> **TASK ITEM**: Copy the result of filtering the entries below for lines that include the string "image".
#### THE RECORDS
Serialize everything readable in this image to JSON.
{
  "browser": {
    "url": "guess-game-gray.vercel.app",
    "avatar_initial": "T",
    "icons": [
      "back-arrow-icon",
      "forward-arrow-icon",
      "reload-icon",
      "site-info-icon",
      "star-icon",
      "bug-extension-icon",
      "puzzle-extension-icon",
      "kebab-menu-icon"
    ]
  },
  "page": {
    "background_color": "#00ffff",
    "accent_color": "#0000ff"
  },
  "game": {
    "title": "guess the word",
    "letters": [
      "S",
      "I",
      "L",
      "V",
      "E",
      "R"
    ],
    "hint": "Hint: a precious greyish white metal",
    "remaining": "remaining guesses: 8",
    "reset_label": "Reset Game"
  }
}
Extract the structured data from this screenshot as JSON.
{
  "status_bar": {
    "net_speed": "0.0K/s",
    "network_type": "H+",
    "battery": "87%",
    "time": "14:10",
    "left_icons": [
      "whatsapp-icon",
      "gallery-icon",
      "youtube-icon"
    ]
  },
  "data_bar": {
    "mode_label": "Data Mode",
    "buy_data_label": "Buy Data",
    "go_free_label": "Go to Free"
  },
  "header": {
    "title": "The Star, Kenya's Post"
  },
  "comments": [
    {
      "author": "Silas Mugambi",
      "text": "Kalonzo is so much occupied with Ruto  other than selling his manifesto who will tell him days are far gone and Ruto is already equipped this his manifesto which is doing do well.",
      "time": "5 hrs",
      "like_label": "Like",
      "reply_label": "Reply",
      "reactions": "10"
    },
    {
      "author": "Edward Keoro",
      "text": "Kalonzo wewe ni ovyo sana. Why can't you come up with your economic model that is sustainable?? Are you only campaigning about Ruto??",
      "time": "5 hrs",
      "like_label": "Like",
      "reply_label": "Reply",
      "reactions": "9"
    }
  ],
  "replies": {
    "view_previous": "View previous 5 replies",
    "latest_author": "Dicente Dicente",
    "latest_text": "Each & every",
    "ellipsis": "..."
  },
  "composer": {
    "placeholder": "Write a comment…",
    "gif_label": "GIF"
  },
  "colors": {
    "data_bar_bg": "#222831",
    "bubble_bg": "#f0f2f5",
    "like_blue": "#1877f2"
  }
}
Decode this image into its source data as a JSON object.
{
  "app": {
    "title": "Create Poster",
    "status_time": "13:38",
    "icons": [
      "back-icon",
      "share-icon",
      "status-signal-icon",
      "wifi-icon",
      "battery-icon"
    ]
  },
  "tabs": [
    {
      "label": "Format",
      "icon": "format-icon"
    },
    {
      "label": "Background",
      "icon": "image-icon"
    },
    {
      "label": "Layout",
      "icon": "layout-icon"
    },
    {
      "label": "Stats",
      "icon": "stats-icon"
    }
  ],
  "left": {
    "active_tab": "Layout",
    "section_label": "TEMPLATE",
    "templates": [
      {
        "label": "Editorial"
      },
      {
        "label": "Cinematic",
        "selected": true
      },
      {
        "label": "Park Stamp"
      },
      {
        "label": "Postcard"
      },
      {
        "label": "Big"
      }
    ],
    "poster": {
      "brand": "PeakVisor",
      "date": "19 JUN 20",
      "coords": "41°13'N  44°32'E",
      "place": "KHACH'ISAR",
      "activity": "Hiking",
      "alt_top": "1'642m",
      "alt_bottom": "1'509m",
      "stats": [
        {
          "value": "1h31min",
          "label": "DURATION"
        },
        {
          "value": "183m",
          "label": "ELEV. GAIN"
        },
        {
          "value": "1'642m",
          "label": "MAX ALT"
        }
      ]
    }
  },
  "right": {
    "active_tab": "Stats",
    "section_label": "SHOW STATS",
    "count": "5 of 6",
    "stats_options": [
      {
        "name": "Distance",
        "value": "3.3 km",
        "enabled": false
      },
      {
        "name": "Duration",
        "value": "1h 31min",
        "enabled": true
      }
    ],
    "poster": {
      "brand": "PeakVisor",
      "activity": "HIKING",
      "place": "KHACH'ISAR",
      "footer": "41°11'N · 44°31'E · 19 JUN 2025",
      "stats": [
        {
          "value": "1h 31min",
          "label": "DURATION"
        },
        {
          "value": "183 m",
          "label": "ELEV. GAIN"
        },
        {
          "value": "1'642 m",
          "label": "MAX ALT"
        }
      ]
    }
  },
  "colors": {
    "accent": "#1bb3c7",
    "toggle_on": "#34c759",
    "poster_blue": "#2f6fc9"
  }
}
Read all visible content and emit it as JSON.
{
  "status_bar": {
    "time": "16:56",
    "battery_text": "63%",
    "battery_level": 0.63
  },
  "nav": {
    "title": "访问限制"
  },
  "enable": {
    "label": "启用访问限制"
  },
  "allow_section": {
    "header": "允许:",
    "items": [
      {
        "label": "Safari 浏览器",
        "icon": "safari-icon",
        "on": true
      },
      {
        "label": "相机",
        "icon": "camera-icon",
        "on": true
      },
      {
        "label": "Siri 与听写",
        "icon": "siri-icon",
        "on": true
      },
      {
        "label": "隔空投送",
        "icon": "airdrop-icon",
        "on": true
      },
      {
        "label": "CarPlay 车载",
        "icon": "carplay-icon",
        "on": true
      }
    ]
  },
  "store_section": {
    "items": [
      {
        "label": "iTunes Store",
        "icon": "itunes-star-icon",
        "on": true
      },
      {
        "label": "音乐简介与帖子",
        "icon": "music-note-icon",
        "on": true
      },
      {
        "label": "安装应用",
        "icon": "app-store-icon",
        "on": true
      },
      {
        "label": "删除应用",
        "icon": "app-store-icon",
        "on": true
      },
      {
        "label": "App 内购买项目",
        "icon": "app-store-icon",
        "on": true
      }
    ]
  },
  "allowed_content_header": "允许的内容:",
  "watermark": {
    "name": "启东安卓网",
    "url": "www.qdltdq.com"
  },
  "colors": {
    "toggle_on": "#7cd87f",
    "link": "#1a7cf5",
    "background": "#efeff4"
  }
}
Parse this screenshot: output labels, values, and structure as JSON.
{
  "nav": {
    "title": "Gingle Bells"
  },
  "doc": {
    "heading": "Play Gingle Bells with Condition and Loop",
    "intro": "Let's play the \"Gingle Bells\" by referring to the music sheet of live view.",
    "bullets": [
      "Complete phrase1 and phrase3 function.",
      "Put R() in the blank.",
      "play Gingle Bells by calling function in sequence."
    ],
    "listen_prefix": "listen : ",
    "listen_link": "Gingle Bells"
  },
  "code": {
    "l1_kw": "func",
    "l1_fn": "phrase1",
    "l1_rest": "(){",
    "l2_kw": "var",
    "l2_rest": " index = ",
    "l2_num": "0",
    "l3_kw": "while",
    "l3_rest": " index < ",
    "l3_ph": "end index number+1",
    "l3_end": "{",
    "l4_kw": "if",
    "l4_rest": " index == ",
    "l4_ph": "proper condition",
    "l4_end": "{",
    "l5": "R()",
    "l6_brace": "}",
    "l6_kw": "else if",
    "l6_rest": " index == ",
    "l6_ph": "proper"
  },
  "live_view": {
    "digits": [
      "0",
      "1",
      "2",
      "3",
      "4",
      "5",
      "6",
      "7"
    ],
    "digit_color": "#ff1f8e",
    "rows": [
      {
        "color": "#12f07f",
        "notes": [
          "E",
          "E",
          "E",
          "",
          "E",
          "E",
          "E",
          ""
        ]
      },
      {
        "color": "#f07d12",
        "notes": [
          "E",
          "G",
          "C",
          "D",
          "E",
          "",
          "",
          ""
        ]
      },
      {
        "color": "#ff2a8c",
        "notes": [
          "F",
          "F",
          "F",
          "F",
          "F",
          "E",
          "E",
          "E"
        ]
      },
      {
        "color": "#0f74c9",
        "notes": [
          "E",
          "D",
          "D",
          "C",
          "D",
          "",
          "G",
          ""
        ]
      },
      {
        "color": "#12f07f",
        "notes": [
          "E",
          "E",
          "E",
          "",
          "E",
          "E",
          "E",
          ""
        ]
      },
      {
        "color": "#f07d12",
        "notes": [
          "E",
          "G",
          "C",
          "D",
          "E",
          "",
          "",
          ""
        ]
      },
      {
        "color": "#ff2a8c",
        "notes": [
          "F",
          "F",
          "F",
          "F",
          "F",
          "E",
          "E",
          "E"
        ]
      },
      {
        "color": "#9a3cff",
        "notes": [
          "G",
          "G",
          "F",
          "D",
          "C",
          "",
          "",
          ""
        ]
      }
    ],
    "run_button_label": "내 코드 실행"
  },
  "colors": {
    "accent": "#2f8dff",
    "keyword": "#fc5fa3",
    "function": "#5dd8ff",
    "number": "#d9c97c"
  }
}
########
> **OUTPUT OF THE EXERCISE**:
Serialize everything readable in this image to JSON.
Decode this image into its source data as a JSON object.
      "icon": "image-icon"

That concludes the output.